"Africa is entertaining a more democratic phase now. This civilian government in Nigeria looks like it knows what it is doing and where it is going. It is addressing root issues like corruption."
If successful, April's elections will be the first time since independence from the British in 1960 that Nigeria has made a transition from one democratically elected leader to another. The country has suffered a series of corrupt leaders and military coups. It is the largest exporter of crude oil in Africa, but its citizens seldom see the benefits - even the electricity supply is erratic, at best. "How hard is it to make electricity?" he says, angrily.

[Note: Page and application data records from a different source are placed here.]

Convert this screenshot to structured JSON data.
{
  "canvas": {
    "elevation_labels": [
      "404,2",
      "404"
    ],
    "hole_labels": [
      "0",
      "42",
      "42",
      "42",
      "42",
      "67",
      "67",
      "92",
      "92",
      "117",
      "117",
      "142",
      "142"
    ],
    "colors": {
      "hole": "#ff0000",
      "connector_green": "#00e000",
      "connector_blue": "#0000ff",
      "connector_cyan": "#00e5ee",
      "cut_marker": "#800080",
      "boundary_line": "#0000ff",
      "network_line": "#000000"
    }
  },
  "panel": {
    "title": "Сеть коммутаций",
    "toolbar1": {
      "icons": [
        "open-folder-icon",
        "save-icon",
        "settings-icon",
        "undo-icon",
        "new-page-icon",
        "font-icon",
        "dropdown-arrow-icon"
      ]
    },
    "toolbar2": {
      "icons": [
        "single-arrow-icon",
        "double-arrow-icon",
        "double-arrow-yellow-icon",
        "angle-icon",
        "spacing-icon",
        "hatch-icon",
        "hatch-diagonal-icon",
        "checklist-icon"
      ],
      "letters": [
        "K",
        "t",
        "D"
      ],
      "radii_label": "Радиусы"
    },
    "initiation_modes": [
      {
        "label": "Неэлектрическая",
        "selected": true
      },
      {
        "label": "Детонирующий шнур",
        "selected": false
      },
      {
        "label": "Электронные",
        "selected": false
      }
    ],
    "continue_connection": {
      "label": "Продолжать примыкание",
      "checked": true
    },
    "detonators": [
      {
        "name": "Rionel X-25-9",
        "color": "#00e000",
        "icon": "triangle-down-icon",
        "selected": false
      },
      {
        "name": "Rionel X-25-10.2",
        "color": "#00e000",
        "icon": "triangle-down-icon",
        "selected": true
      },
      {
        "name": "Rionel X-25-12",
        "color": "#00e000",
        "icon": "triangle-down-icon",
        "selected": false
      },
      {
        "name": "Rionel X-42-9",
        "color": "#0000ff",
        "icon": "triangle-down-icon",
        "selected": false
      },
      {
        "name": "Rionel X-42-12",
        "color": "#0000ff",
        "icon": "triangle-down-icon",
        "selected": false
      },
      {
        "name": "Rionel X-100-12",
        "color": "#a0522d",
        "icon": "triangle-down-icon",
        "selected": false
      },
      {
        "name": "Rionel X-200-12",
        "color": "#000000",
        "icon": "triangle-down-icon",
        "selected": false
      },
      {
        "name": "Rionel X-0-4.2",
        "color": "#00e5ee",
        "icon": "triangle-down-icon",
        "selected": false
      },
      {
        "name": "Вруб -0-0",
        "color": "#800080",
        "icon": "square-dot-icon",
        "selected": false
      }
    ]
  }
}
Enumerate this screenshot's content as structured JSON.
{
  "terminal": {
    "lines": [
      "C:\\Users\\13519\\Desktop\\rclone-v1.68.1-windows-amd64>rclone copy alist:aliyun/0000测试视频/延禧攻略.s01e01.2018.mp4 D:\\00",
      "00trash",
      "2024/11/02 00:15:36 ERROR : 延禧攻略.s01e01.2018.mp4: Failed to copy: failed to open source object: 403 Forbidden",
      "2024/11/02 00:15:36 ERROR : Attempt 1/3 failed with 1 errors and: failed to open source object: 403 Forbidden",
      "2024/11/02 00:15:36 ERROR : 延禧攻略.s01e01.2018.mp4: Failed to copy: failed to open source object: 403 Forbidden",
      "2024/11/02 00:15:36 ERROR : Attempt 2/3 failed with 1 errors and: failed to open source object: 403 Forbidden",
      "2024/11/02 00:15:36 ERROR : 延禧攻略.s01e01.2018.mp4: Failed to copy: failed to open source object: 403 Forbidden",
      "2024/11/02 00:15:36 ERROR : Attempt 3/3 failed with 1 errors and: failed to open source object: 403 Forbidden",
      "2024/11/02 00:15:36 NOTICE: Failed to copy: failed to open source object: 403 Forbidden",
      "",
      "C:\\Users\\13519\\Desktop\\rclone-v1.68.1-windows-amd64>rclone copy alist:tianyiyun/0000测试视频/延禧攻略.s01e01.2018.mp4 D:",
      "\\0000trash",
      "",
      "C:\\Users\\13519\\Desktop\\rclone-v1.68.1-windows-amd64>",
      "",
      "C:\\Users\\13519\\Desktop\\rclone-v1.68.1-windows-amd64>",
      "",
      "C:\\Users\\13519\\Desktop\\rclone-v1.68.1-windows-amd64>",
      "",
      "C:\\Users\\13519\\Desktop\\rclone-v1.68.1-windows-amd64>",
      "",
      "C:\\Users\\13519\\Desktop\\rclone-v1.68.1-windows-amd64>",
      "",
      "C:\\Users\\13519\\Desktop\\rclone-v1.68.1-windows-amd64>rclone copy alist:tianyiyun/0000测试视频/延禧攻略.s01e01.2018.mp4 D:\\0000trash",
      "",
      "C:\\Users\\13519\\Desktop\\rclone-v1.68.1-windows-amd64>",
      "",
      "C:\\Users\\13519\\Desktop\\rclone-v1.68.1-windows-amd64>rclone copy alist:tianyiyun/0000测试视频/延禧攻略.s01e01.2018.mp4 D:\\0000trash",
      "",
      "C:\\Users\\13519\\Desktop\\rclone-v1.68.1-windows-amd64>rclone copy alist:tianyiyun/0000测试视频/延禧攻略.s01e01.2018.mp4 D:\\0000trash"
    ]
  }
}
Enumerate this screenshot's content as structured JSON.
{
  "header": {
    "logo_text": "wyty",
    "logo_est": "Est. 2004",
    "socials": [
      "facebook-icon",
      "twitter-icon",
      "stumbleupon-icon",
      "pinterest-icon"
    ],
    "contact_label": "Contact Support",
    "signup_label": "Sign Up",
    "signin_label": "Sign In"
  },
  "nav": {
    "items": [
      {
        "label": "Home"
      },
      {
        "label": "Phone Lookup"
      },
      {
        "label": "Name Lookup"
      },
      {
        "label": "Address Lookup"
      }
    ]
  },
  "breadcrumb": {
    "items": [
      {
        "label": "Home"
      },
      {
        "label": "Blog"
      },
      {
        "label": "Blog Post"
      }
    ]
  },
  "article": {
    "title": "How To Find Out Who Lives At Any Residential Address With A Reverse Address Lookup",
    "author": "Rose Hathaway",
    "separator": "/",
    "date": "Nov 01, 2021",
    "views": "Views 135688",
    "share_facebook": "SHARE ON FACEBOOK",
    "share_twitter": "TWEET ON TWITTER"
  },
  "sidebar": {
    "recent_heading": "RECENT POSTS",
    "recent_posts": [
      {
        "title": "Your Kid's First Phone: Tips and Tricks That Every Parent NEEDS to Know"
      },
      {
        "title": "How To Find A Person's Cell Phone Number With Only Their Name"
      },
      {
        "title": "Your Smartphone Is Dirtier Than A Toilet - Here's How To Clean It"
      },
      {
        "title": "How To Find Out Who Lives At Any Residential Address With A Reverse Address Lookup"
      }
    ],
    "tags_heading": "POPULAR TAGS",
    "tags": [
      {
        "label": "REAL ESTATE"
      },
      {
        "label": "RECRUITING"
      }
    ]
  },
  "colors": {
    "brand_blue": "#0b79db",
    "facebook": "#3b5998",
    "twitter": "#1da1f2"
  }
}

What upsets him even more, though, is an image of his homeland that he has found in the West. In Waiting for an Angel, Lomba is told by a woman at a party: "You really must try and get arrested - that's the quickest way to make it as poet. You'll have no problem with visas after that, you might even get an international award." I refer him to the words of the Ugandan writer, Doreen Bainganawho: "Sometimes I wish my life had been more tragic. This is because my audience expects me, as an African writer, to regale them with tales of hunger, war and catastrophe." He agrees.
"There is a tendency, especially in the West, to look at African writing as all about war and famine and refugees," he has found. "When they think about Africa they expect someone to be dying. But literature is supposed to show you life in a more balanced way. Shakespeare's Macbeth is a murderer, ambitious; but he loves his wife, he is a general, a hero. It takes more effort to make a character round, but it makes him more compelling. And Africans are just like any other people: happy, sad, optimistic. If readers don't want to see people laughing, then they should read other people's novels."
Despite his occasional despair at what he sees in his country, he wishes people would see the world in a more rounded way. I ask him how he feels when he sees British newspapers carrying stories of cash for honours and police inquiries. "It is interesting when you come from African society," he says, carefully. "You hear how your country is reviled. In the Transparency International report, Nigeria is one of the most corrupt countries in the world. They... stigmatise us as less than human. But when you come to societies that accuse you of that and you come across the same thing... It makes you realise that people are just people, and there is injustice everywhere."
If this proud, political, African writer is to write a Norwich or Washington DC novel, we shouldn't expect it to go easy on his adopted countries. He passionately believes that it is his duty to keep worrying away at injustice - wherever he might find it. Having spent his childhood in Nigeria dreaming of a world beyond his village, now Habila's ambition is grander. "I dream of writing a true novel. There have been great novels about Africa, but I want to write a book that would define a whole tradition, like a landmark." Whether the foundations of this landmark will be built in Nigeria or Norwich only remains to be seen.
Helon Habila was born in the north of Nigeria in 1967 and studied at the University of Jos. He lectured in Bauchi from 1997-99 and self-published his first collection, Prison Stories, in 2000. "Love Stories", from the collection, won the 2001 Caine Prize, and grew into Waiting for an Angel, which won a Commonwealth Writers Prize in 2003. He taught creative writing at the University of East Anglia from 2002 and has edited, with Lavinia Greenlaw, the British Council anthology New Writing 14, and, with Khadija George, the African fiction anthology Miracles, Dreams and Jazz. He is a contributing editor to the Virginia Quarterly Review, and now teaches creative writing at George Mason University, Washington DC. His second novel, Measuring Time, is published by Hamish HamiltonReuse content